According the preliminary IEA assessments, OECD total crude oil and petroleum products stocks were drawn down by 22.1 mln bbl in January 2022. At 2 621 mln bbl, inventories were 335.6 mln bbl below the 2017-2021 average and at their lowest level since April 2014. The stocks covered 57.2 days of forward demand, down by 13.6 days from a year earlier. Early data for the US, Europe and Japan indicate that total stocks continued to fall in February 2022 and decreased by a further 29.8 mln bbl during the month.
Total stockpiles of crude oil and petroleum products in the US reversed to the downside in February 2022 after two months of expansion in a row and diminished by 9.4 mln bbl as against to the month prior, or -1.2% MoM. On an annual basis, total inventories of crude oil and petroleum products in the US delivered a much more significant contraction in the month and tumbled by sizeable 92.5 mln bbl, or -10.6% YoY. The inventories in the US proceeded to deplete on a yearly basis for 11 months in a row. The monthly reduction of the overall oil stocks in the US in February 2022 was caused by both a drop of petroleum products inventories and a decline of the stockpiles of crude oil, though the main cutback was observed in the inventories of refined oil products.
Crude oil inventories in the Cushing storage in Oklahoma (the basis for NYMEX WTI crude oil futures) continued their negative dynamics in February 2022 for the second consequent month and lost another 7.7 mln bbl relative to the level of the preceding month, or astonishing -25.3% MoM. It was the sharpest monthly drop of the volume of the stockpiles in the storage over recent decades.
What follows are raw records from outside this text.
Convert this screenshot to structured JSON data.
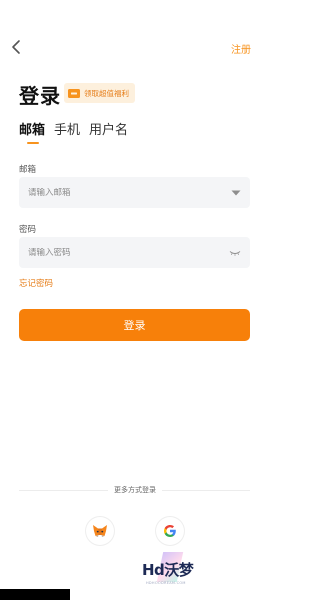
{
  "header": {
    "back_icon": "chevron-left-icon",
    "register_label": "注册"
  },
  "title": "登录",
  "bonus_badge": {
    "icon": "ticket-icon",
    "label": "领取超值福利"
  },
  "tabs": [
    {
      "label": "邮箱",
      "active": true
    },
    {
      "label": "手机",
      "active": false
    },
    {
      "label": "用户名",
      "active": false
    }
  ],
  "email": {
    "label": "邮箱",
    "placeholder": "请输入邮箱",
    "value": ""
  },
  "password": {
    "label": "密码",
    "placeholder": "请输入密码",
    "value": ""
  },
  "forgot_label": "忘记密码",
  "login_label": "登录",
  "more_label": "更多方式登录",
  "social": [
    {
      "icon": "metamask-icon"
    },
    {
      "icon": "google-icon"
    }
  ],
  "watermark": {
    "logo": "Hd沃梦",
    "sub": "HDHOODREAM.COM"
  },
  "colors": {
    "accent": "#f7931e",
    "button": "#f7800a",
    "field_bg": "#f4f5f7",
    "badge_bg": "#fdf0dd"
  }
}
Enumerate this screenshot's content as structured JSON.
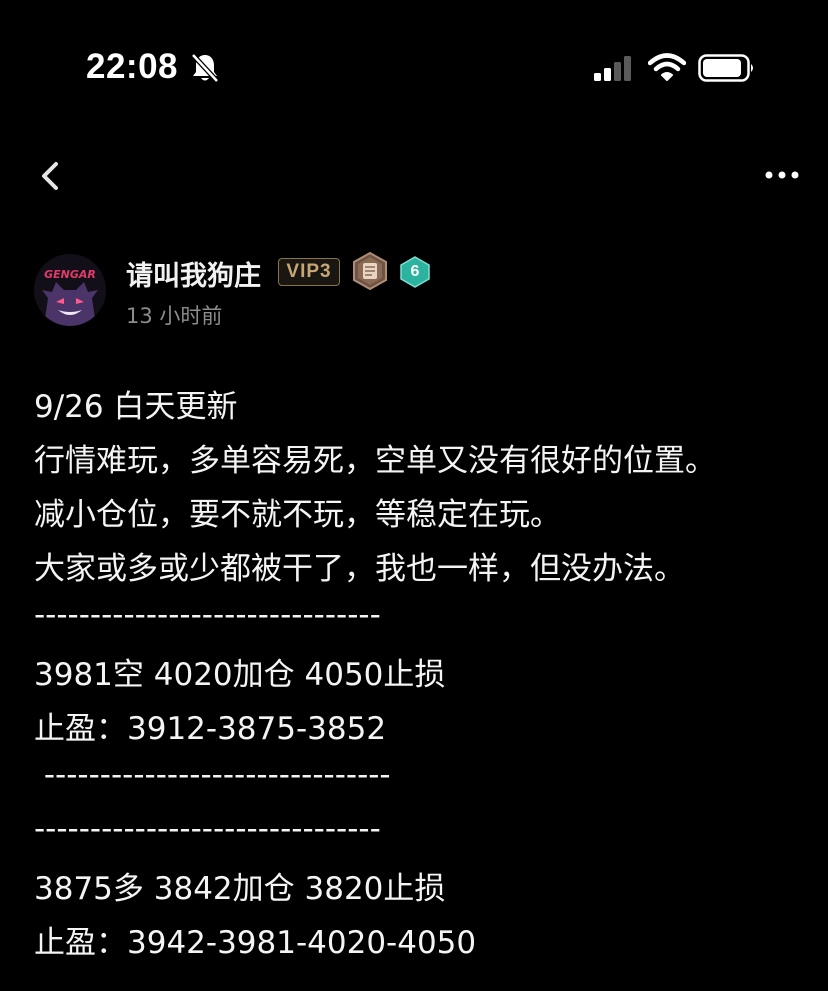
{
  "status": {
    "time": "22:08",
    "icons": [
      "bell-slash-icon",
      "cellular-signal-icon",
      "wifi-icon",
      "battery-icon"
    ]
  },
  "nav": {
    "back_icon": "chevron-left-icon",
    "more_icon": "ellipsis-icon"
  },
  "author": {
    "name": "请叫我狗庄",
    "vip": "VIP3",
    "level": "6",
    "time_ago": "13 小时前",
    "avatar_text": "GENGAR",
    "colors": {
      "vip": "#c7a675",
      "level": "#2bb3a0",
      "rank": "#8a6a55"
    }
  },
  "post": {
    "lines": [
      "9/26 白天更新",
      "行情难玩，多单容易死，空单又没有很好的位置。",
      "减小仓位，要不就不玩，等稳定在玩。",
      "大家或多或少都被干了，我也一样，但没办法。",
      "-------------------------------",
      "3981空 4020加仓 4050止损",
      "止盈：3912-3875-3852",
      " -------------------------------",
      "-------------------------------",
      "3875多 3842加仓 3820止损",
      "止盈：3942-3981-4020-4050"
    ]
  }
}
So, the stocks sank to their lowest level since July 2018 equal to just 22.8 mln bbl. Obviously, the volume of the stocks in Cushing remained well below the lower border of the range for this month of a year over last 5 years. Recall that in recent 20 years there was the only month, when the inventories in the Cushing storage tumbled below the threshold of 20.0 mln bbl, namely July 2014. On an annual basis, crude oil inventories in Cushing likewise showed a very steep decline within the month under review and collapsed by 25.5 mln bbl relative to one year ago level, or -52.8% YoY. It was the 11th month in a row of Cushing stocks depletion in yearly terms.
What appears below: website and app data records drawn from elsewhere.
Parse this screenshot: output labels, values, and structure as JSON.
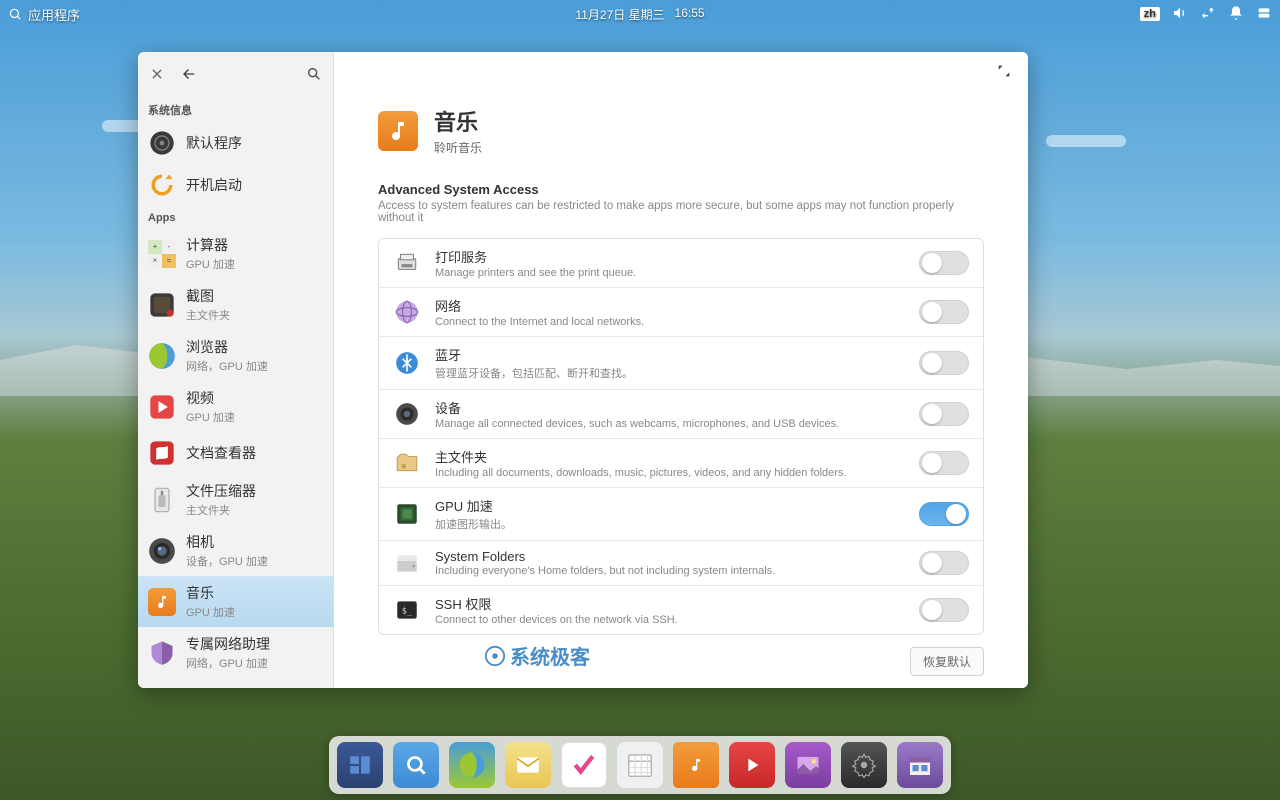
{
  "top_panel": {
    "app_menu": "应用程序",
    "date": "11月27日 星期三",
    "time": "16:55",
    "input_method": "zh"
  },
  "sidebar": {
    "section1": "系统信息",
    "section2": "Apps",
    "items1": [
      {
        "label": "默认程序"
      },
      {
        "label": "开机启动"
      }
    ],
    "items2": [
      {
        "label": "计算器",
        "sub": "GPU 加速"
      },
      {
        "label": "截图",
        "sub": "主文件夹"
      },
      {
        "label": "浏览器",
        "sub": "网络，GPU 加速"
      },
      {
        "label": "视频",
        "sub": "GPU 加速"
      },
      {
        "label": "文档查看器"
      },
      {
        "label": "文件压缩器",
        "sub": "主文件夹"
      },
      {
        "label": "相机",
        "sub": "设备，GPU 加速"
      },
      {
        "label": "音乐",
        "sub": "GPU 加速"
      },
      {
        "label": "专属网络助理",
        "sub": "网络，GPU 加速"
      }
    ]
  },
  "content": {
    "app_title": "音乐",
    "app_subtitle": "聆听音乐",
    "section_title": "Advanced System Access",
    "section_desc": "Access to system features can be restricted to make apps more secure, but some apps may not function properly without it",
    "perms": [
      {
        "title": "打印服务",
        "desc": "Manage printers and see the print queue.",
        "on": false
      },
      {
        "title": "网络",
        "desc": "Connect to the Internet and local networks.",
        "on": false
      },
      {
        "title": "蓝牙",
        "desc": "管理蓝牙设备，包括匹配、断开和查找。",
        "on": false
      },
      {
        "title": "设备",
        "desc": "Manage all connected devices, such as webcams, microphones, and USB devices.",
        "on": false
      },
      {
        "title": "主文件夹",
        "desc": "Including all documents, downloads, music, pictures, videos, and any hidden folders.",
        "on": false
      },
      {
        "title": "GPU 加速",
        "desc": "加速图形输出。",
        "on": true
      },
      {
        "title": "System Folders",
        "desc": "Including everyone's Home folders, but not including system internals.",
        "on": false
      },
      {
        "title": "SSH 权限",
        "desc": "Connect to other devices on the network via SSH.",
        "on": false
      }
    ],
    "restore_defaults": "恢复默认"
  },
  "watermark": "系统极客"
}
In February 2022, total floating inventories of crude oil around the globe continued to fluctuate in a tight range around the level of 95.0 mln bbl for the fourth consequent month. To be more precise, this time the inventories marginally decreased by 0.3 mln bbl in compare to the month prior, or -0.3% MoM. Therefore, the floating oil stockpiles again remained well above the average level for this month of a year over last 5 years. Meanwhile, the global floating inventories of crude oil showed positive dynamics in the month under review on an annual basis. Thus, the stocks expanded by 9.6 mln bbl relative to the level of February 2021, or +11.2% YoY. On the one hand, the most material monthly depletion of crude oil stocks that held on floating storages in February 2022 was recorded in Asia. The volume of the stocks there dropped by 6.1 mln bbl relative to one month ago level, or -9.0% MoM, after two consequent months of expansion. On the other hand, the most considerable monthly expansion of the volume of crude oil that held offshore in February 2022 was recorded in the Middle East Gulf, where the inventories expanded by 2.9 mln bbl in compare to January 2022, or +48.5% MoM.